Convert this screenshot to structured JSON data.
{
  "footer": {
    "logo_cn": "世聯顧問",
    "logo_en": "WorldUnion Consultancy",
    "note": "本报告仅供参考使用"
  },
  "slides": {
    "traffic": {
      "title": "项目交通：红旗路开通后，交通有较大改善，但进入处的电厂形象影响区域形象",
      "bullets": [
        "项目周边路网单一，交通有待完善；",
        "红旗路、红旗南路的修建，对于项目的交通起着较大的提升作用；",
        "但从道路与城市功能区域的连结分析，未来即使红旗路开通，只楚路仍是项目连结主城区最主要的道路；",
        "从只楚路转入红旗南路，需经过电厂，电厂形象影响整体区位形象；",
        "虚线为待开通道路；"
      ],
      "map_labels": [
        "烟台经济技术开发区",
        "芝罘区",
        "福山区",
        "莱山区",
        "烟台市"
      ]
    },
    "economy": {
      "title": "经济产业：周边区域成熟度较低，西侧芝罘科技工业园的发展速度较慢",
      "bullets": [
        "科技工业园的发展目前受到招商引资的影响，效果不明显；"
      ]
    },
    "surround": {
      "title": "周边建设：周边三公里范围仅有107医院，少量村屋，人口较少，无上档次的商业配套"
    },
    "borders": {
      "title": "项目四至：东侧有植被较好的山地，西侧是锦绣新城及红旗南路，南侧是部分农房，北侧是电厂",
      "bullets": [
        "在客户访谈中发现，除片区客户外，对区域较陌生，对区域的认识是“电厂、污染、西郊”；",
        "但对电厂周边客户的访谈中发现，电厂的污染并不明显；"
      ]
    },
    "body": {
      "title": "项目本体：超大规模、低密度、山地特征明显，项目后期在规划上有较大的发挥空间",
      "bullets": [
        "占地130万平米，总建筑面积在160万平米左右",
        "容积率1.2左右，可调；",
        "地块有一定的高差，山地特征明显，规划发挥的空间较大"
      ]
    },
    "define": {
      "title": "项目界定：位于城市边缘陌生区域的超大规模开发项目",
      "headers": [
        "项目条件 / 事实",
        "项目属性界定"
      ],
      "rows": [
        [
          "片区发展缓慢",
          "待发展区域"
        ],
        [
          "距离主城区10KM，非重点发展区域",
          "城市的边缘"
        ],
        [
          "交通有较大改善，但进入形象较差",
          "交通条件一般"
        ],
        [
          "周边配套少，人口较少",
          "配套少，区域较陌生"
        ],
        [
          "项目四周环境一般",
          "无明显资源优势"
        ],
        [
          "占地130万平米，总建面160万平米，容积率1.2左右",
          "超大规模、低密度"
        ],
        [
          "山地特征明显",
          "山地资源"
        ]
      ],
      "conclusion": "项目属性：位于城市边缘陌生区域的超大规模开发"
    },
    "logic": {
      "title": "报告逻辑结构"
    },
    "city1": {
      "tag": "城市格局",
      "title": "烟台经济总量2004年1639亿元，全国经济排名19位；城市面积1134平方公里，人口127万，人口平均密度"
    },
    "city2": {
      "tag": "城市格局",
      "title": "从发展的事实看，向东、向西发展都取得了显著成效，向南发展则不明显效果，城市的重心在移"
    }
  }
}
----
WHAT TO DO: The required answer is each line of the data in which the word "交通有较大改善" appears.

EXPECTED ANSWER:
      "title": "项目交通：红旗路开通后，交通有较大改善，但进入处的电厂形象影响区域形象",
          "交通有较大改善，但进入形象较差",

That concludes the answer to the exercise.